Ultimately, any plastic claiming it can be home composted raises a few issues. One of the main being that how you actually do your home composting varies considerably from house to house. And, according to Danielle, in the few weeks since the experiment has gone live, it has quickly revealed just how varied people’s home compost systems really are. Read below for Danielle’s simple breakdown of The Great Compost Experiment and head to the website to take part.
So what is this experiment testing exactly?
Plastics that are deemed ‘compostable’, ‘home biodegradable’, ‘home compostable’, ‘suitable for home composting’ and ‘TUV OK Compost ‘HOME’ label’, so we can get to the point where manufacturers use words like the above and we know what they actually mean.
How do people get involved?
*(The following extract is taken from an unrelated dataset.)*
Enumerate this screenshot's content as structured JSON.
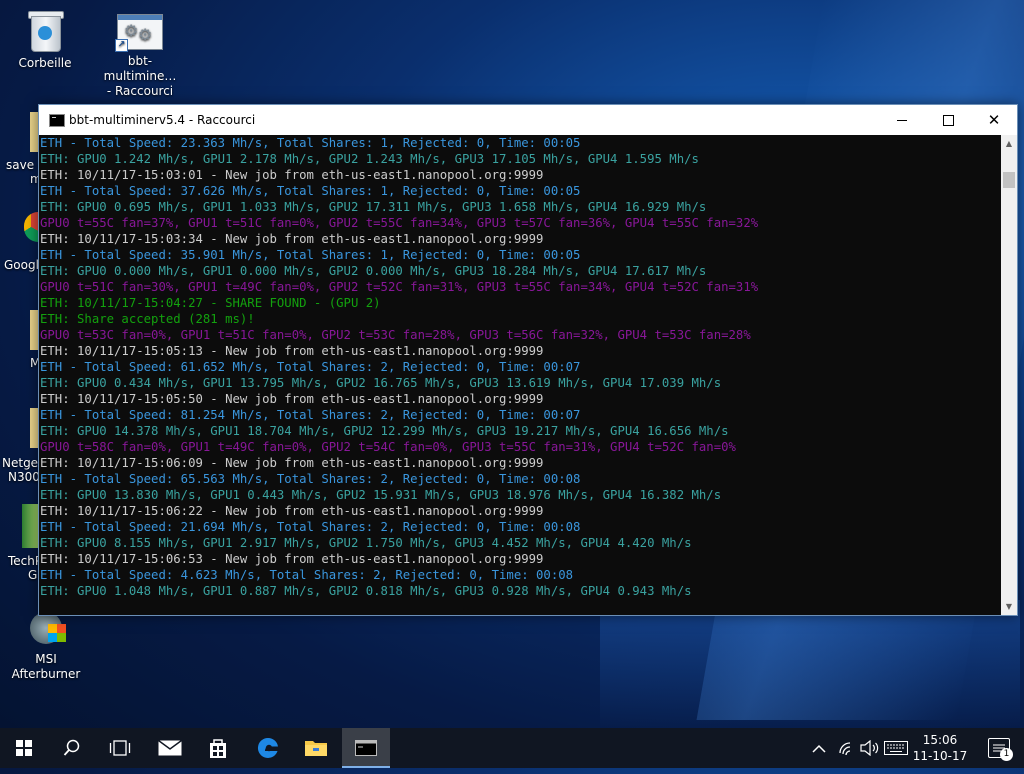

Head to our website. There are two elements of the experiment. A simple online survey, which anyone can fill out, about whether they compost or not. The second part is for the keen and committed composters. Ultimately you put some of these plastics into your home compost and take pictures. Then later you let us know how well these have broken down.
What do you hope to produce from the experiment?
A set of guidelines that we can work towards for identifying what is and isn’t home compostable. But more generally the experiment will give us a whole range of data on whether home composting is actually a feasible or reasonable strategy for biodegradable plastics.
So there’s a chance that it won’t be?
Yes, and that will mean we need to look properly the biodegradable plastics infrastructure in this country.
What sort of home compost varieties have you discovered?
Everybody’s composting habits are very different. There’s the size of compost heaps – some people are composting on a huge scale at the bottom of their allotments, or fields. Some people want low maintenance composts, others accelerate the process by turning it. Some have tumble composters, which speeds up the process even more. Then there’s rainfall and temperature that also has an impact on composting too, so where you are in the UK has an impact. Some people have an indoor wormery, some compost in a very small, contained space.
Home composters may just not have the space for lots of plastics
I worked out that if I composted a couple of compostable plastic coffee pods over the course of six months, they just wouldn’t fit into my wormery. There’s barely the space for worms, let alone the pods.
Have you had lots of people getting involved already?
We are really pleased. It’s been open around a month but we have already had 500 people sign up to the compost experiments and have had even more take part in the online survey.
Do you think we should all be composting?
There are obvious barriers to people composting – a lack of space, for example. But I think everyone should at least learn composting or be involved somehow in the composting process. It’s helping to reduce the production of methane from food waste going to landfill. It may help to shift people’s behaviour too, so people try to cook more food from the things they see as waste.
And it’s good to connect with the soil too!
Yes, you get to learn a lot by engaging with this as a process. You can see it happening and you can engage with the natural world. Modern lifestyles mean we are mostly divorced from the natural processes of things – even the weather and climate, with air conditioning. So it’s a good way of raising awareness of those processes too.